Recorded data

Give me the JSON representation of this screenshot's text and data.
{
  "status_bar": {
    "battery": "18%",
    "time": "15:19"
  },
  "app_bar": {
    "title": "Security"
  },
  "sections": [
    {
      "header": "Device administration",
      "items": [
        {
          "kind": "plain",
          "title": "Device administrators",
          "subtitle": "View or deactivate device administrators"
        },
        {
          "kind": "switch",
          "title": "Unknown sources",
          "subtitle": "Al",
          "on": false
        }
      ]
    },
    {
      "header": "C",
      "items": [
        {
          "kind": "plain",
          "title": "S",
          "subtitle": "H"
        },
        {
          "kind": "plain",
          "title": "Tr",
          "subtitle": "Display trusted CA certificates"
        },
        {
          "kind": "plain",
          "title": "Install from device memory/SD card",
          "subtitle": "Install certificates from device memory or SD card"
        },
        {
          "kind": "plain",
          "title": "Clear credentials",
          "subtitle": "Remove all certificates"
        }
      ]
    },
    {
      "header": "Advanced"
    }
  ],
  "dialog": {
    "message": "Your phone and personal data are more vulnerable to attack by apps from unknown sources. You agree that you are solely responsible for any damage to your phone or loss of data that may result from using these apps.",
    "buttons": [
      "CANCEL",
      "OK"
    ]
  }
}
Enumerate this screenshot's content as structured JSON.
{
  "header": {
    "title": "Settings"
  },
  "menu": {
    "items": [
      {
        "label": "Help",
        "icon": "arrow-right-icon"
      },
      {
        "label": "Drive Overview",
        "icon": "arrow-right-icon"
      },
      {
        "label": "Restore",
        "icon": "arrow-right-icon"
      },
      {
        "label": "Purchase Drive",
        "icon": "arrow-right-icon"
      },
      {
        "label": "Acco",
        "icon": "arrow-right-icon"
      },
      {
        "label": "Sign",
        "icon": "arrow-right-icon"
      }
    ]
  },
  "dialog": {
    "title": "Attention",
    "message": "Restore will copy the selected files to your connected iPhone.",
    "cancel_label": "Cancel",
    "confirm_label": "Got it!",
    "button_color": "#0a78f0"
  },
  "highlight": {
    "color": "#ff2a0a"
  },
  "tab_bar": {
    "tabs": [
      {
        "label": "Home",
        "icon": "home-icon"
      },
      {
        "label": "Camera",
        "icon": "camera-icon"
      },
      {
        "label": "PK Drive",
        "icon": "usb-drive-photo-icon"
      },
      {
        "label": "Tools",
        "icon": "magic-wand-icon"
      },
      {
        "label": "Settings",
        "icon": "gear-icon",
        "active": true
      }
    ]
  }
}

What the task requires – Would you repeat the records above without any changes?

Exercise answer –
Give me the JSON representation of this screenshot's text and data.
{
  "status_bar": {
    "battery": "18%",
    "time": "15:19"
  },
  "app_bar": {
    "title": "Security"
  },
  "sections": [
    {
      "header": "Device administration",
      "items": [
        {
          "kind": "plain",
          "title": "Device administrators",
          "subtitle": "View or deactivate device administrators"
        },
        {
          "kind": "switch",
          "title": "Unknown sources",
          "subtitle": "Al",
          "on": false
        }
      ]
    },
    {
      "header": "C",
      "items": [
        {
          "kind": "plain",
          "title": "S",
          "subtitle": "H"
        },
        {
          "kind": "plain",
          "title": "Tr",
          "subtitle": "Display trusted CA certificates"
        },
        {
          "kind": "plain",
          "title": "Install from device memory/SD card",
          "subtitle": "Install certificates from device memory or SD card"
        },
        {
          "kind": "plain",
          "title": "Clear credentials",
          "subtitle": "Remove all certificates"
        }
      ]
    },
    {
      "header": "Advanced"
    }
  ],
  "dialog": {
    "message": "Your phone and personal data are more vulnerable to attack by apps from unknown sources. You agree that you are solely responsible for any damage to your phone or loss of data that may result from using these apps.",
    "buttons": [
      "CANCEL",
      "OK"
    ]
  }
}
Enumerate this screenshot's content as structured JSON.
{
  "header": {
    "title": "Settings"
  },
  "menu": {
    "items": [
      {
        "label": "Help",
        "icon": "arrow-right-icon"
      },
      {
        "label": "Drive Overview",
        "icon": "arrow-right-icon"
      },
      {
        "label": "Restore",
        "icon": "arrow-right-icon"
      },
      {
        "label": "Purchase Drive",
        "icon": "arrow-right-icon"
      },
      {
        "label": "Acco",
        "icon": "arrow-right-icon"
      },
      {
        "label": "Sign",
        "icon": "arrow-right-icon"
      }
    ]
  },
  "dialog": {
    "title": "Attention",
    "message": "Restore will copy the selected files to your connected iPhone.",
    "cancel_label": "Cancel",
    "confirm_label": "Got it!",
    "button_color": "#0a78f0"
  },
  "highlight": {
    "color": "#ff2a0a"
  },
  "tab_bar": {
    "tabs": [
      {
        "label": "Home",
        "icon": "home-icon"
      },
      {
        "label": "Camera",
        "icon": "camera-icon"
      },
      {
        "label": "PK Drive",
        "icon": "usb-drive-photo-icon"
      },
      {
        "label": "Tools",
        "icon": "magic-wand-icon"
      },
      {
        "label": "Settings",
        "icon": "gear-icon",
        "active": true
      }
    ]
  }
}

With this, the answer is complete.